Introducing a collection of Indian writing of the past fifty years, Salman Rushdie makes the claim that, at least in prose fiction, the achievements of India’s English-language writers—the “Indo-Anglians,” as he styles them—put them ahead of writers in her sixteen official languages, the so-called vernaculars.2
The claim is controversial, and, for an outsider who reads none of these languages, hard to comment on. Even Rushdie himself is on shaky ground, in view of the paucity of translations between India’s different vernaculars, and from the vernaculars into English. Nevertheless, the Indo-Anglian tradition to which he himself has made such a striking contribution is clearly flourishing. Since Rushdie published his epoch-making Midnight’s Children in 1981, the list of English-language writers who have made names for themselves on the world stage has grown longer and longer: among them Amit Chaudhuri, Upamanyu Chatterjee, Githa Hariharan, Gita Mehta, Rohinton Mistry, Arundhati Roy, Vikram Seth, Bapsi Sidhwa.
If Rushdie and his cohort represent a second generation of Indo-Anglian writing, taking over from a first generation led by Mulk Raj Anand, Raja Rao, R.K. Narayan, and G.V. Desani, then Anita Desai can be said to belong to an in-between generation that was formed intellectually in an independent, post-1947 India but did not yet have the confidence to assert or advertise itself as a postcolonial school of writing. Her literary models, Chekhov paramount among them, come from a fairly narrow spectrum of European realism. The eclecticism of such a writer as Rushdie—an eclecticism that encompasses both Western (including Latin American) and native Indian models of storytelling and goes in for bravura verbal displays—is foreign to her.
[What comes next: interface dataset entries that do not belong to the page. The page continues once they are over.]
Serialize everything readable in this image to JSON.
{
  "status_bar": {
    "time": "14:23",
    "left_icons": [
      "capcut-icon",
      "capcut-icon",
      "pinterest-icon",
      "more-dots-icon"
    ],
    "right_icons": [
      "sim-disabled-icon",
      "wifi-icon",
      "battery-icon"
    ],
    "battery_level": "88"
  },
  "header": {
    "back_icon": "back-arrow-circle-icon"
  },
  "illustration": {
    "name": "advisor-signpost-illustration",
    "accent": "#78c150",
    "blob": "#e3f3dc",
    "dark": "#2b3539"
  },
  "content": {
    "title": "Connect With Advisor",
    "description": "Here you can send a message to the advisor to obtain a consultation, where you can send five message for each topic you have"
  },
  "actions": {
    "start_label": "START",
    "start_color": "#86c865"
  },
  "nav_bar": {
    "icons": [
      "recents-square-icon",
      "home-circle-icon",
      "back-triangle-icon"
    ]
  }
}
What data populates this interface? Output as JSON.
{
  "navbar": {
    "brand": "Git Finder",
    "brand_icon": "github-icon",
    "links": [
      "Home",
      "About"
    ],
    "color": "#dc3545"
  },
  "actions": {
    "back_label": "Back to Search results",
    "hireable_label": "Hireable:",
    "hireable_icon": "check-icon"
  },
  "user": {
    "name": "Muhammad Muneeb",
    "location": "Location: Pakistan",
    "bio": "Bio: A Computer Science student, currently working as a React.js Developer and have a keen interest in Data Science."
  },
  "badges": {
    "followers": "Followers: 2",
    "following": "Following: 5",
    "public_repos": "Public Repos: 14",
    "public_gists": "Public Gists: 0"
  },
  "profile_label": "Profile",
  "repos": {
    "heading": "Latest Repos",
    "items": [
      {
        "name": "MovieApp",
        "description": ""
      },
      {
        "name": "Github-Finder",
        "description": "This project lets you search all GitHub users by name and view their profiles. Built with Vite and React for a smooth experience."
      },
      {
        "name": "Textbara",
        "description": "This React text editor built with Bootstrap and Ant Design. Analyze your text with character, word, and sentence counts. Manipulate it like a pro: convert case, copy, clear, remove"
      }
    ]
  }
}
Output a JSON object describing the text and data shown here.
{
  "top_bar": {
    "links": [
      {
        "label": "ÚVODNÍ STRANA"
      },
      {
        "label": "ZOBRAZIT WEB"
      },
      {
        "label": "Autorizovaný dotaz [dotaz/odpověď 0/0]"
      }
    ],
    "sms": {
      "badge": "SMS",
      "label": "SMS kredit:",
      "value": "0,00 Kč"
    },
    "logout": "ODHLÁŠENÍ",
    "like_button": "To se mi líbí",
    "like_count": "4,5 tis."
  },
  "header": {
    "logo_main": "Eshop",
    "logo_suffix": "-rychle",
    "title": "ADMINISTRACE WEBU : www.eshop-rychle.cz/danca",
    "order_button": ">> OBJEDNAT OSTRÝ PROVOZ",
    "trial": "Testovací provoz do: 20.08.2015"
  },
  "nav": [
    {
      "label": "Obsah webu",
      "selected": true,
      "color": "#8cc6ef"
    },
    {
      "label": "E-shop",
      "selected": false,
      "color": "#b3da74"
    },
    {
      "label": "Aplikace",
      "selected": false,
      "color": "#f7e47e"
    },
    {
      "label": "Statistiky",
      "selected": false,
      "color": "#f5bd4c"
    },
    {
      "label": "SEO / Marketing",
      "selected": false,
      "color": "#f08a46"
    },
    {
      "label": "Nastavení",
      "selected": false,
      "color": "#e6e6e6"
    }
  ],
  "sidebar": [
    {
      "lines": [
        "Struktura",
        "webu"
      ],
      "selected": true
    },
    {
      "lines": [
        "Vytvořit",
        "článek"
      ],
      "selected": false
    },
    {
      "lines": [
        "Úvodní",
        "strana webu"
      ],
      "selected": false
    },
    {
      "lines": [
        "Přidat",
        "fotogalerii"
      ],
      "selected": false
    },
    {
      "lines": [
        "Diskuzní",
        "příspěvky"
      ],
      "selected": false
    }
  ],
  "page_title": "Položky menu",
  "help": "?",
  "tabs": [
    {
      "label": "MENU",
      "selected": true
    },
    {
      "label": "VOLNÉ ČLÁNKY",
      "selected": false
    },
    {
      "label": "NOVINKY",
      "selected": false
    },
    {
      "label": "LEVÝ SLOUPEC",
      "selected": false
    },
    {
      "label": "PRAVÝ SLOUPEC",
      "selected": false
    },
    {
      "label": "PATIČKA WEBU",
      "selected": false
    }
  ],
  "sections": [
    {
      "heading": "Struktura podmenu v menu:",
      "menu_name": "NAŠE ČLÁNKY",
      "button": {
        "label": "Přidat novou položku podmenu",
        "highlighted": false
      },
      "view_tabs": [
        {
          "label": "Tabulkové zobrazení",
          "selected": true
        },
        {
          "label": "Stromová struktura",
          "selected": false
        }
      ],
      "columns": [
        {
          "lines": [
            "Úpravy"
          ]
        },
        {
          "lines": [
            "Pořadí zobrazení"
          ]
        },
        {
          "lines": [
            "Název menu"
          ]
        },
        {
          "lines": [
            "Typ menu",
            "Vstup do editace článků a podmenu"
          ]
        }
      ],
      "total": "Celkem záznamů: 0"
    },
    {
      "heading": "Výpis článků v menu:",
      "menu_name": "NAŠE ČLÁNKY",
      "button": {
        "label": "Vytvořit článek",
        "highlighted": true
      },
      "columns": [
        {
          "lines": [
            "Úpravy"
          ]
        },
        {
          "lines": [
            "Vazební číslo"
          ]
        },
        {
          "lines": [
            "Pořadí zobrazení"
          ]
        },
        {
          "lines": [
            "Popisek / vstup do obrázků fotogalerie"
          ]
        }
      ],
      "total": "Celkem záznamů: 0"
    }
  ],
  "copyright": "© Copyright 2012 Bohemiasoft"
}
If Fasting, Feasting seems not to belong to today’s postcolonial, postmodernist Indo-Anglian mainstream, that is precisely because Desai occupies herself with ignored and forgotten people, unrepresentative types, people left behind by history. Fasting, Feasting may not be her most ambitious novel, but it is an honorable addition to an important body of work.
It is hard to be as enthusiastic about the nine pieces collected under the title Diamond Dust, just published in the United States. The most engaging of these pieces, “The Rooftop Dwellers,” follows the tribulations of a young college graduate from the provinces as she battles with sexual harassment, with disapproving landladies and thieving servants, to make a life for herself as an independent woman in Delhi. “Winterscape” explores at a delicate remove the pain of a pair of women who have made sacrifices to launch a beloved son and nephew upon a successful career in Canada, but must now learn that they have outlived their usefulness: they are too foreign, too odd in their ways, to be welcome in his new home with his new wife. An amusing vignette (“Five Hours to Simla”) reports on road rage in its Indian variant, with histrionic posturings and surprising accommodations. But the rest of the collection, including a lackluster venture into the eerie in the mode of J.L. Borges and a long piece that reads like a chapter from an abandoned novel, is not up to Desai’s best.
Ashis Nandy, The Intimate Enemy: Loss and Recovery of Self Under Colonialism (Delhi: Oxford University Press, 1983), p. 47.↩
Salman Rushdie and Elizabeth West, editors, Mirrorwork: 50 Years of Indian Writing, 1947-1997 (Holt, 1997), p. viii.↩